Interestingly, Paul indicates that he ‘learned . . . to be content’, v. 11. This is not something that comes to us naturally; we must learn it. It was developed through Paul’s experience of trials and of seeking the will of God, accepting it, and resting in it. I take it that it is possible to ‘learn’ the opposite, i.e., to be discontent, to be questioning and challenging of circumstances and trials, even unappreciative of blessing. May we, like Paul, learn contentment.
Paul understood the ups and downs of Christian life and service through personal experience. He maintains, ‘I know both how to be abased, and I know how to abound’, v. 12. ‘Abased’ means to ‘be brought low’ ESV; he had experienced both extremes.
The phrase ‘I am instructed’ seems to provide the basis for this contentment, it comes from one Greek word mueo, which Strong defines as ‘to initiate into the mysteries, to teach fully, instruct’. 4 Hendriksen comments helpfully, ‘Paul has learned the secret . . . He has been thoroughly initiated into it by the experiences of life applied to the heart by the Holy Spirit.
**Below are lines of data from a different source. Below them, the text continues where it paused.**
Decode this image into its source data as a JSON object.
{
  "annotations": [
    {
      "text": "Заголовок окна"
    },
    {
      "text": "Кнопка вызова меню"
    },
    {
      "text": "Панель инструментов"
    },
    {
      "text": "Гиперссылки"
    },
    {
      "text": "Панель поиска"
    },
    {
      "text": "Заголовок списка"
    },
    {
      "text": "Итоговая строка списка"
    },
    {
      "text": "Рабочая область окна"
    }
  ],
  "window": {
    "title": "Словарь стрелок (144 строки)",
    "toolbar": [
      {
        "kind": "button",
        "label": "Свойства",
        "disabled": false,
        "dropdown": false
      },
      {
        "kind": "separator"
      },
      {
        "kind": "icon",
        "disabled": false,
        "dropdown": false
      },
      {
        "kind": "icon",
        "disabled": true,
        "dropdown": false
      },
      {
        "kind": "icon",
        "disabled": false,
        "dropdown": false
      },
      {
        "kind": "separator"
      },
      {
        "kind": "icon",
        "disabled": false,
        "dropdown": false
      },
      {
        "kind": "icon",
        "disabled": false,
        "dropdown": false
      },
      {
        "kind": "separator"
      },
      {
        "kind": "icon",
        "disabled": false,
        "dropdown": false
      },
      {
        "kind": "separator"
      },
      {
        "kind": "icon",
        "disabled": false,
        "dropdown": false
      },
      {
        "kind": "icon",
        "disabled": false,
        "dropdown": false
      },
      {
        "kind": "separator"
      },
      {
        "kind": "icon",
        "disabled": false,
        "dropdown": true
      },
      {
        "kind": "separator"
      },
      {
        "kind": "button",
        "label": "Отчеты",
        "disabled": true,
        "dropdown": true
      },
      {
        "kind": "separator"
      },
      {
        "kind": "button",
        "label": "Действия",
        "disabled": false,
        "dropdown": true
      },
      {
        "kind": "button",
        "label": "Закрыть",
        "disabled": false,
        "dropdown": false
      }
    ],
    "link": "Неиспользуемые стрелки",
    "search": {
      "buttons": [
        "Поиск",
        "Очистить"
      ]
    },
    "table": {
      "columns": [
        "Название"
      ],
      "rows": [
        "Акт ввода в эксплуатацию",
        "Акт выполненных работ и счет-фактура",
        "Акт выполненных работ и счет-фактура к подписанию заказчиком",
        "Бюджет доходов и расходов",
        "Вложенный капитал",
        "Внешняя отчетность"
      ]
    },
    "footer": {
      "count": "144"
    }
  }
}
To those who fear him God reveals this mystery’. 5 The fact that a believer in the Lord Jesus has the Holy Spirit of God dwelling within is something that those who do not believe cannot understand. But we who are saved can live out this contentment, in times of both plenty and hunger, and times of ‘abundance and need’ ESV. The great practical challenge from this, a challenge that comes up so often in the New Testament, is how much we allow the Holy Spirit to work through us.
A further application is relevant here, relating to living a Spirit-filled life. I remember hearing Jim Baker ask the very simple, yet challenging, question many times, concerning whether the flesh or the Spirit dominates a believer’s life. ‘What do you feed the most, the things of the flesh, or the things which are spiritual?’
There is a conclusion reached in verse 13 which demonstrates Paul’s confidence. Not confidence in himself, but in his Lord, ‘I can do all things through Christ which strengtheneth me’, v. 13. Some translators indicate ‘in Christ’ as being a better translation. By allowing the Spirit of God to have full control of his life, Paul is enabled to face suffering, hardship, trial, and persecution, as well as times of relative comfort and plenty, and faithfully serve the Lord. Whatever the circumstances, he could do all things in Christ. But more than this, it was the Lord that gave him the strength to do whatever the Lord had for him to do.
1. William Hendriksen, Philippians New Testament Commentary, Banner of Truth, pg. 204.
2 W. E. Vine, Complete Expository Dictionary of Old and New Testament Words, Nelson, pg. 125.
3 J. Strong, Exhaustive Concordance of the Bible, Riverside.
5. William Hendriksen, op. cit., pg. 205.